BEGIN
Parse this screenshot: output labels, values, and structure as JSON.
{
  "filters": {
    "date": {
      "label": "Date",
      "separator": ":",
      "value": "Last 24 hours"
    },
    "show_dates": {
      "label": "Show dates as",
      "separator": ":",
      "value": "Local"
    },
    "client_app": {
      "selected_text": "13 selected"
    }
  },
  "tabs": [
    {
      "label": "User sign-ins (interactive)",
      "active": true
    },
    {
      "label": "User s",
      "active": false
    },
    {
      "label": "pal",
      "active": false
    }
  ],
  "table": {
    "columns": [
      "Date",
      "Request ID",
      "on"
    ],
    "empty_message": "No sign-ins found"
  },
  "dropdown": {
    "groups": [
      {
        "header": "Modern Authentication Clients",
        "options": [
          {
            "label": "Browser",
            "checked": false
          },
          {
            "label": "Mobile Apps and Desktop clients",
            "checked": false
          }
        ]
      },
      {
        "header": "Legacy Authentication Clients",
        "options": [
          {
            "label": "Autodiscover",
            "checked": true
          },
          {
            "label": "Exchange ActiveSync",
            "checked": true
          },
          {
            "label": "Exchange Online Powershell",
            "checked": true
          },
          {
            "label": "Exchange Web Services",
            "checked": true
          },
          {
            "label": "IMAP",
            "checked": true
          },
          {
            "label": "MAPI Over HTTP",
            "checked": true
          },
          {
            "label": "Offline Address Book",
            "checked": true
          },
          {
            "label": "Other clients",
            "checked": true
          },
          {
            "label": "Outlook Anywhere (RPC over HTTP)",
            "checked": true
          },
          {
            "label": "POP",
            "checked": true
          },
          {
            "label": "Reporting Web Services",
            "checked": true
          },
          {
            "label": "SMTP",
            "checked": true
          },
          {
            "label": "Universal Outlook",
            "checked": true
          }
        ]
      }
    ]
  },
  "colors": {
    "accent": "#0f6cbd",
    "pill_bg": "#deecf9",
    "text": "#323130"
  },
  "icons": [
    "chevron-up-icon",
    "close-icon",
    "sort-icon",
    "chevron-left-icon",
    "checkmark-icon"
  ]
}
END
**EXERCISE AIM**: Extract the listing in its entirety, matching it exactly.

**RESULT OF THIS TASK**:
Parse this screenshot: output labels, values, and structure as JSON.
{
  "filters": {
    "date": {
      "label": "Date",
      "separator": ":",
      "value": "Last 24 hours"
    },
    "show_dates": {
      "label": "Show dates as",
      "separator": ":",
      "value": "Local"
    },
    "client_app": {
      "selected_text": "13 selected"
    }
  },
  "tabs": [
    {
      "label": "User sign-ins (interactive)",
      "active": true
    },
    {
      "label": "User s",
      "active": false
    },
    {
      "label": "pal",
      "active": false
    }
  ],
  "table": {
    "columns": [
      "Date",
      "Request ID",
      "on"
    ],
    "empty_message": "No sign-ins found"
  },
  "dropdown": {
    "groups": [
      {
        "header": "Modern Authentication Clients",
        "options": [
          {
            "label": "Browser",
            "checked": false
          },
          {
            "label": "Mobile Apps and Desktop clients",
            "checked": false
          }
        ]
      },
      {
        "header": "Legacy Authentication Clients",
        "options": [
          {
            "label": "Autodiscover",
            "checked": true
          },
          {
            "label": "Exchange ActiveSync",
            "checked": true
          },
          {
            "label": "Exchange Online Powershell",
            "checked": true
          },
          {
            "label": "Exchange Web Services",
            "checked": true
          },
          {
            "label": "IMAP",
            "checked": true
          },
          {
            "label": "MAPI Over HTTP",
            "checked": true
          },
          {
            "label": "Offline Address Book",
            "checked": true
          },
          {
            "label": "Other clients",
            "checked": true
          },
          {
            "label": "Outlook Anywhere (RPC over HTTP)",
            "checked": true
          },
          {
            "label": "POP",
            "checked": true
          },
          {
            "label": "Reporting Web Services",
            "checked": true
          },
          {
            "label": "SMTP",
            "checked": true
          },
          {
            "label": "Universal Outlook",
            "checked": true
          }
        ]
      }
    ]
  },
  "colors": {
    "accent": "#0f6cbd",
    "pill_bg": "#deecf9",
    "text": "#323130"
  },
  "icons": [
    "chevron-up-icon",
    "close-icon",
    "sort-icon",
    "chevron-left-icon",
    "checkmark-icon"
  ]
}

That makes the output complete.